  • More recently RSF denounced the hacking of Inkyfada’s website which was pirated earlier this month by unknown culprits as Inkyfada was preparing to release its initial findings on Tunisians whose names appeared in the Panama Papers leak.
  • RSF also criticized a speech given by Tunisian President Beji Caid Essebsi on January 22 in which Essebsi denounce ‘certain journalists and media for aggravating unrest during the nationwide employment protests which followed the death of Ridha Yahyaoui.


Concerning press freedom in the Middle East and RSF said “the situation has not improved everywhere and the region continues to be one of the most dangerous for journalists.”
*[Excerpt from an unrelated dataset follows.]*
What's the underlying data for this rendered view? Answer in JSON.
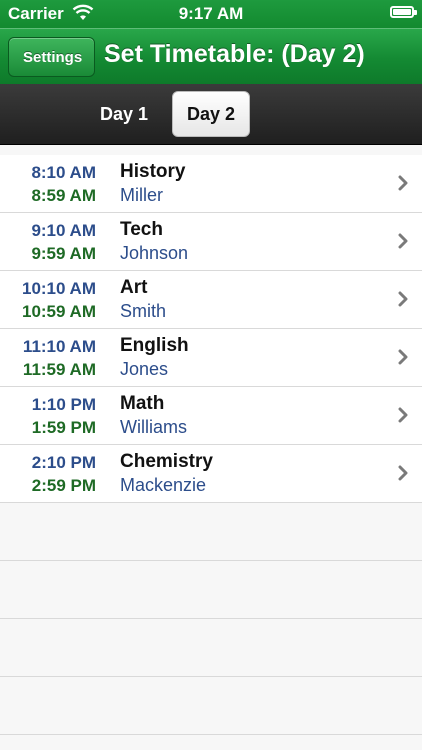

To derive its country scores RSF relied on a questionnaire ‘targeted at the media professionals, lawyers and sociologists who are asked to complete it’ and focused on six factors: pluralism of opinions represented in the media, media independence, the environment in which information providers operate, the laws governing media activity, transparency of news institutions and the quality of the news gathering infrastructure.


Countries are given scores ranging from 0 to 100, with 0 being the best possible score and 100 the worst based on these indices and RSF factors in incidences of abuse or violence against the media with the six qualitative measures for a final weighted score.


1 Finland 8.59
2 Netherlands 8.76
3 Norway 8.79
4 Denmark 8.89
5 New Zealand 10.01

48 Mauritania 24.03

96 Tunisia 31.60
98 Lebanon 31.95
101 Israel 32.58
103 Kuwait 32.59
117 Qatar 35.97
119 United Arab Emirates 36.73
125 Oman 40.43
129 Algeria 41.69
131 Morocco 42.64
132 Palestine 42.93
135 Jordan 44.49
158 Iraq 54.35
159 Egypt 54.45
162 Bahrain 54.86
164 Libya 57.89
165 Saudi Arabia 59.72
169 Iran 66.52
170 Yemen 67.07

177 Syria 81.35
178 Turkmenistan 83.44
179 North Korea 83.76
180 Eritrea 83.92


Image Credit: Carlos Latuff ‘Mubarak attack against press’ Wikimedia commons